It’s an alarming development for the 30-year-old ace, who has been remarkably injury-free after dealing with a lingering case of shoulder inflammation last summer. While he hasn’t replicated the career-high results he delivered over the last two seasons, he still leads Red Sox pitchers with 3.6 fWAR and will head to the IL with a 6-11 record in 25 starts, a 4.40 ERA, 2.3 BB/9, and league-best 13.3 SO/9 through 147 1/3 innings. A timetable has not been given for his return, nor has the severity of his injury been disclosed. Per Red Sox president Dave Dombrowski, Sale has been experiencing pain in his elbow since Wednesday and will undergo further evaluation in the days to come.

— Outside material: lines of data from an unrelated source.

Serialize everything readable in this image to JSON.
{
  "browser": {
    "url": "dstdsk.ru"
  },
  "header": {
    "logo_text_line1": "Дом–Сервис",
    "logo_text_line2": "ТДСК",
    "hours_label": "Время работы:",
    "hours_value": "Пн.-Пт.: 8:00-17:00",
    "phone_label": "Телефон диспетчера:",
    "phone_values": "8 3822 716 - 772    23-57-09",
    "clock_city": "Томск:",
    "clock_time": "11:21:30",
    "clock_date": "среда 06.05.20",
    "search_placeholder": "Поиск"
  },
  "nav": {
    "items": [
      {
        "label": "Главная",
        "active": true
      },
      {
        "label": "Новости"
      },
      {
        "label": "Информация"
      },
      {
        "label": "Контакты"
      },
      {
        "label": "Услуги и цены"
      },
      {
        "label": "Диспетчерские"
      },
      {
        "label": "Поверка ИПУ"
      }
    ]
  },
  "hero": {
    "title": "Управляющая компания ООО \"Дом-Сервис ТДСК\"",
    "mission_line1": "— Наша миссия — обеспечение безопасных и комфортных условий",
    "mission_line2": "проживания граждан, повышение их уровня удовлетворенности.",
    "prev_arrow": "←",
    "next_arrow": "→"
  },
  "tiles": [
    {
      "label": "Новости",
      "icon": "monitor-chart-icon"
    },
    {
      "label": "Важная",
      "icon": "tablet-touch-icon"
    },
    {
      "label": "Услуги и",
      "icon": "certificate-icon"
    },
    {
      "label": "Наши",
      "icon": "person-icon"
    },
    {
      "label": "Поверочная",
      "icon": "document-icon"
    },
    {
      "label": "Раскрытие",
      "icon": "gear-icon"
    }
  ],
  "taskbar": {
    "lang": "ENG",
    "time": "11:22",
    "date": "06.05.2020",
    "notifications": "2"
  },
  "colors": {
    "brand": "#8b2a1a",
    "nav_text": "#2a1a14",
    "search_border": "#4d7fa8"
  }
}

Brasier, 31, was optioned to Triple-A Pawtucket in mid-July after pitching to mixed results in the majors. He currently holds a 4.46 ERA, 2.7 BB/9, and 8.0 SO/9 with the Red Sox, though his results in Triple-A — one run, one walk, and 13 strikeouts over 9 1/3 innings — suggest that he might be capable of even sharper results when he rejoins the big league club.